=== Provided entries ===
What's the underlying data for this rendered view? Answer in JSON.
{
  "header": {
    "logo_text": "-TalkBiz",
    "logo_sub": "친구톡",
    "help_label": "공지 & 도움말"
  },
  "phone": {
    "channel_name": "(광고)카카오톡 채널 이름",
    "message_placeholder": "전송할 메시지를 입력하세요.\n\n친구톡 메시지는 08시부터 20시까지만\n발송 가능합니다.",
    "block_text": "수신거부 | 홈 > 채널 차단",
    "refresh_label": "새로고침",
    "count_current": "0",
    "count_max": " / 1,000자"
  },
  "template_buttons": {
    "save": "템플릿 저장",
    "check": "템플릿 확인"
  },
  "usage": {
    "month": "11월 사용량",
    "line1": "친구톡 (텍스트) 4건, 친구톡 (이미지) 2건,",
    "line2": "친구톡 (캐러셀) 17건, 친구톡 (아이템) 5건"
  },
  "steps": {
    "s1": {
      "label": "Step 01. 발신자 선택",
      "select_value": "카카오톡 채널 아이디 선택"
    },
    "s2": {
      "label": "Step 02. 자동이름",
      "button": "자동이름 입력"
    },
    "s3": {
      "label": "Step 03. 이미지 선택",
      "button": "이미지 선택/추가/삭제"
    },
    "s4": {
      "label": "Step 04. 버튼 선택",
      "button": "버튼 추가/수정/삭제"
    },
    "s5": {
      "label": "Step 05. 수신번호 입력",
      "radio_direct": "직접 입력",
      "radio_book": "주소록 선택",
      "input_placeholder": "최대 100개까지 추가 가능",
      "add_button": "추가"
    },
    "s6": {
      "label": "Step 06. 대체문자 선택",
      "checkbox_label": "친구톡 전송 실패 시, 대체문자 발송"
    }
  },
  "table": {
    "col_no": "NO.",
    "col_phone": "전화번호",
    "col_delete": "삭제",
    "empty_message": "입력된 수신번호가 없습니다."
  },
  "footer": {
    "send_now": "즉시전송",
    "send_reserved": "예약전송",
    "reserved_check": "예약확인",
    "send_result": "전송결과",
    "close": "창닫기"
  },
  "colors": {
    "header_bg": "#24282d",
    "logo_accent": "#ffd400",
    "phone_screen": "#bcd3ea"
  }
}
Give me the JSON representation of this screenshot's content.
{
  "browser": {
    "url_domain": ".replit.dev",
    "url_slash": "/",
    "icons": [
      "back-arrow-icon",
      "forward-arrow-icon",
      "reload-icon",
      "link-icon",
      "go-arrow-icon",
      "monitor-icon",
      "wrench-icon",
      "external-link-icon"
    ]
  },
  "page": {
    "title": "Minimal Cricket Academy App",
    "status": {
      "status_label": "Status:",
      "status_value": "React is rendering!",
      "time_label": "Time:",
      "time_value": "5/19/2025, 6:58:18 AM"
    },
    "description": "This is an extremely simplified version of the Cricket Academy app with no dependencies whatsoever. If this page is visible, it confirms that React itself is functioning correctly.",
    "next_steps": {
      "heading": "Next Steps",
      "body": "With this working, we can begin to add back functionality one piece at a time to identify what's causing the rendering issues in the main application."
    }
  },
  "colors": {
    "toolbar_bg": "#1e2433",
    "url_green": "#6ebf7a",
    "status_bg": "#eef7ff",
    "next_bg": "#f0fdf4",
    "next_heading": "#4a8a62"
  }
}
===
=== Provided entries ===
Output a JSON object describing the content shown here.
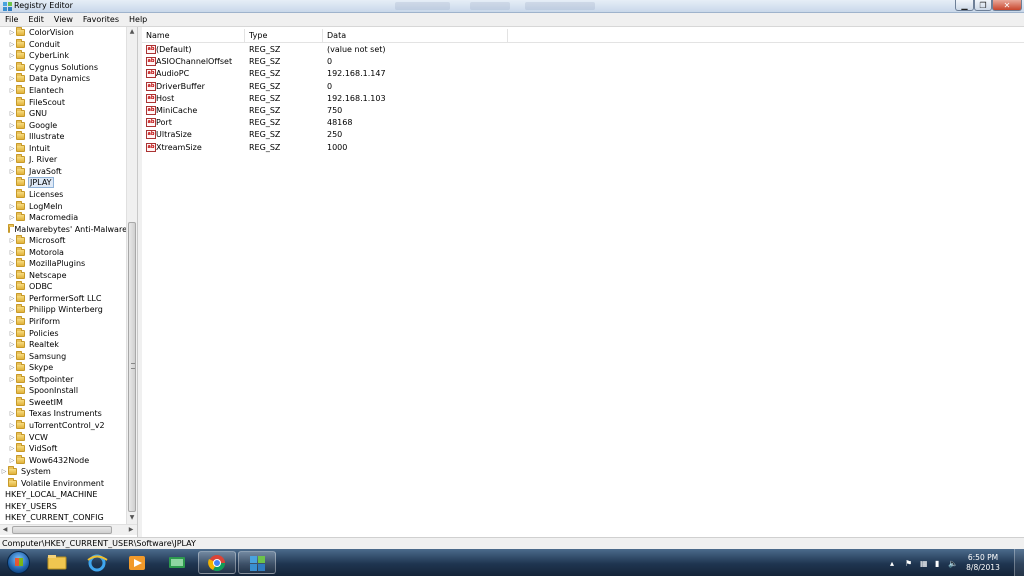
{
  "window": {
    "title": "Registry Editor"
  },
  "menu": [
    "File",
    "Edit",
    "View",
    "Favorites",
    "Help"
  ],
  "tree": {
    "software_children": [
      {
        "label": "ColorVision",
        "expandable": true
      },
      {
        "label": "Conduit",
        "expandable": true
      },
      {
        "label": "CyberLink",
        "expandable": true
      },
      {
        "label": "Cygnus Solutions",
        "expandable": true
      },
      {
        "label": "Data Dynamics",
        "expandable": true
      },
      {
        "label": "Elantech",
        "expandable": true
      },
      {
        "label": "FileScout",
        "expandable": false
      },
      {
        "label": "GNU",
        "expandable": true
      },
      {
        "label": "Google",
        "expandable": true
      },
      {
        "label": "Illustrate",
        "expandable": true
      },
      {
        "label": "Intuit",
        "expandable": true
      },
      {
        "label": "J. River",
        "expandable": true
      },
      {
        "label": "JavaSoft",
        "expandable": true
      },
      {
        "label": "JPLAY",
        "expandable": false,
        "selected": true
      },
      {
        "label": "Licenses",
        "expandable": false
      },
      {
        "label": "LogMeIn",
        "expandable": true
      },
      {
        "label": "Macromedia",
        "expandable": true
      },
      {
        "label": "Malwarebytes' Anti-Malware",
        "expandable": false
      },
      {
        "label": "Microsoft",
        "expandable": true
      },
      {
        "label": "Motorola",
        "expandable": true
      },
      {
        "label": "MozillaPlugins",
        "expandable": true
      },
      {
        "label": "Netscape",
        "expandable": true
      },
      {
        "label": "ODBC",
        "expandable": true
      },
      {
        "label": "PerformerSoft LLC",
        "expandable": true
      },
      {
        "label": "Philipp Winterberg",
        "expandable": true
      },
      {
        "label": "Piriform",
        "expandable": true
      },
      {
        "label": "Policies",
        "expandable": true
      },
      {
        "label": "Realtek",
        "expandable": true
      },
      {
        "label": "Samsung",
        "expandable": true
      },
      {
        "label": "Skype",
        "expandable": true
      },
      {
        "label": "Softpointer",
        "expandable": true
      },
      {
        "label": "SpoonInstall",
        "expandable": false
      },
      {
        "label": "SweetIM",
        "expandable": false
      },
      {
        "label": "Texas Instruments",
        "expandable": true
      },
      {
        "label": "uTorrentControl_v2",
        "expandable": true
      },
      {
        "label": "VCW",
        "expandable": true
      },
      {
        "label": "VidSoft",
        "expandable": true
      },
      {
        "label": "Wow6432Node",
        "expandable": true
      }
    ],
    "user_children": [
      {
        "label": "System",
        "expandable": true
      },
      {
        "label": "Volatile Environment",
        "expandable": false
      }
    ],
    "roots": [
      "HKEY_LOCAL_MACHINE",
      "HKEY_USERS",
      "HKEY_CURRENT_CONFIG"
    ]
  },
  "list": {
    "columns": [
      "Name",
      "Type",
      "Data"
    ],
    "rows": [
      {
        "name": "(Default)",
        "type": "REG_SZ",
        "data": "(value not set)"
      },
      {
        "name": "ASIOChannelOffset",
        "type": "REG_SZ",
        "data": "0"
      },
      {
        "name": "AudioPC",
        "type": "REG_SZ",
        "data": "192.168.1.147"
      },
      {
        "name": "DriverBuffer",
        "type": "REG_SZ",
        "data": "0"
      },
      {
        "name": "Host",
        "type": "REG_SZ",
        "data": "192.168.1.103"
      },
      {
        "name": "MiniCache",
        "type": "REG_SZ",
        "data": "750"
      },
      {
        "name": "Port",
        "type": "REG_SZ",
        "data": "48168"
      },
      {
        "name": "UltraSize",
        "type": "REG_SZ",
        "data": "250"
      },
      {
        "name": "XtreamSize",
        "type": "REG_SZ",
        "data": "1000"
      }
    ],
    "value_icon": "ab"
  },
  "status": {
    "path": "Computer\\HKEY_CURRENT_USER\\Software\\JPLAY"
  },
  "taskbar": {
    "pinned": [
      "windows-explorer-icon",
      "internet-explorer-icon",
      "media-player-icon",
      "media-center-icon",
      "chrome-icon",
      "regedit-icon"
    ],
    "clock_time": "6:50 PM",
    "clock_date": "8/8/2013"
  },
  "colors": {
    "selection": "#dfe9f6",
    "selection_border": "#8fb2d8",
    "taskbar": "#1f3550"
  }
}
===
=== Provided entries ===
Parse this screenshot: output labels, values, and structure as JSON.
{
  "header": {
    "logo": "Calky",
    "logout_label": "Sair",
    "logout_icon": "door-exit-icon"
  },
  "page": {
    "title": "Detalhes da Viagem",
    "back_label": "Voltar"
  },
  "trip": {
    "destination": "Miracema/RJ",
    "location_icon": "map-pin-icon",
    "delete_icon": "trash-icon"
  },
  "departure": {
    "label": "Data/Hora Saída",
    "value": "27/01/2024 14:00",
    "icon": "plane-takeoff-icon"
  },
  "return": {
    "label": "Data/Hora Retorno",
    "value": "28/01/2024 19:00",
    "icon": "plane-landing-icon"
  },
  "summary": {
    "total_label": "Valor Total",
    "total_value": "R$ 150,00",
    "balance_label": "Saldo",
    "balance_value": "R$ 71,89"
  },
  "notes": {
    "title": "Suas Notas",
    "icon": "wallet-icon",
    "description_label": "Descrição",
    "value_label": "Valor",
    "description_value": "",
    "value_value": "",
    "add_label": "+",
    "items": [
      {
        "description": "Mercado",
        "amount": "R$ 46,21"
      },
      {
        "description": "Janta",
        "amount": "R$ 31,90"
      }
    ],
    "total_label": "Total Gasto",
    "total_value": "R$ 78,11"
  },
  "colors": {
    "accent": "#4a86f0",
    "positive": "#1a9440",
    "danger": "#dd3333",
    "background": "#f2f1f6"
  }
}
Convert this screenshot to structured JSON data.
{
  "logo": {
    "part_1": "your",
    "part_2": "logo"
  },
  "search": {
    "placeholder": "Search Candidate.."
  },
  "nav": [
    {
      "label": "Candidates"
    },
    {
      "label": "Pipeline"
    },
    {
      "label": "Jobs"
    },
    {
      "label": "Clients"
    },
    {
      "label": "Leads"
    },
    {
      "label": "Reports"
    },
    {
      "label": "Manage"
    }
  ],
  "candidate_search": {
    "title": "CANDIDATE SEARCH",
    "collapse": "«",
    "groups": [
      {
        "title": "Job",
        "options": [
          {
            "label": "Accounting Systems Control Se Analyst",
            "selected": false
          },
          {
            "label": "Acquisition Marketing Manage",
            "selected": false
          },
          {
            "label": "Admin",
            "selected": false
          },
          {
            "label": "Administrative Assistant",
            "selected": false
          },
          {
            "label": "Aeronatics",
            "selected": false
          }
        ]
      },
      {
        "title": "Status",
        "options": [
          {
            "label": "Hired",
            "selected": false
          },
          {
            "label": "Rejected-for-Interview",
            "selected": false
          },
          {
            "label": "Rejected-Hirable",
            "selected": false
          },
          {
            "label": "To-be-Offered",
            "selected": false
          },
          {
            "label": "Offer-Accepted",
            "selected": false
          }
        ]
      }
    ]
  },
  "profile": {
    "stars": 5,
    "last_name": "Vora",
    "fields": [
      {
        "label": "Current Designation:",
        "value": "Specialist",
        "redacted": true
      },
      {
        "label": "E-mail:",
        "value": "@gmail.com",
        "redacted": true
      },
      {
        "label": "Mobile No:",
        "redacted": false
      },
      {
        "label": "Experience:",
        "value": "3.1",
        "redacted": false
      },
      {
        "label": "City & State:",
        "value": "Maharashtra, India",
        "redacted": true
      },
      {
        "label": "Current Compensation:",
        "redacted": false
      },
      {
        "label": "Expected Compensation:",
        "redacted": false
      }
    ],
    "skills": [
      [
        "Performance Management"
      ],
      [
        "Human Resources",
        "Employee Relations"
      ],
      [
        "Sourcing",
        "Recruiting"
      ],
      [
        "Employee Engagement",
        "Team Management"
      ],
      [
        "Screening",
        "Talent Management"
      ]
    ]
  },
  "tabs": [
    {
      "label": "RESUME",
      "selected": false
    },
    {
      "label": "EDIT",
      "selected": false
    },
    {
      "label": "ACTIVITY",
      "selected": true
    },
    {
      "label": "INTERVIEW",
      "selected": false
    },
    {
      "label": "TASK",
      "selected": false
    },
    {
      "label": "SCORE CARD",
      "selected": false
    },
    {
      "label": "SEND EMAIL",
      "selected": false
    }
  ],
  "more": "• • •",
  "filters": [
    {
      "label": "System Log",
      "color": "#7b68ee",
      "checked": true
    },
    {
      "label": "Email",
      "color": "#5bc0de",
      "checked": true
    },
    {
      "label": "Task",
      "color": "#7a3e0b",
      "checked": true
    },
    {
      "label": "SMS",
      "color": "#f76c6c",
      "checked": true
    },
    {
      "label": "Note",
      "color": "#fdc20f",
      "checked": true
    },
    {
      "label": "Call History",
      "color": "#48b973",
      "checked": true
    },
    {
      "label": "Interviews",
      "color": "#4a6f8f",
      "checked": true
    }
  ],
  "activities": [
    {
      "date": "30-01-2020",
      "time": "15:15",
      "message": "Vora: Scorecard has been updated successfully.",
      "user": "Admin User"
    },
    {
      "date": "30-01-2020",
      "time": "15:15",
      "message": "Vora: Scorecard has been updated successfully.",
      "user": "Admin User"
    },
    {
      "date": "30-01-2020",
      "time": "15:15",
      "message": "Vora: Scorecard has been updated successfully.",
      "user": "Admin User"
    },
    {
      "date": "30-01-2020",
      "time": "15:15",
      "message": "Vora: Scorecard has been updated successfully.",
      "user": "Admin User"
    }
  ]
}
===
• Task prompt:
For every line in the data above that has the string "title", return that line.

• Exercise solution:
    "title": "Minimal Cricket Academy App",
    "title": "Registry Editor"
    "title": "Detalhes da Viagem",
    "title": "Suas Notas",
    "title": "CANDIDATE SEARCH",
        "title": "Job",
        "title": "Status",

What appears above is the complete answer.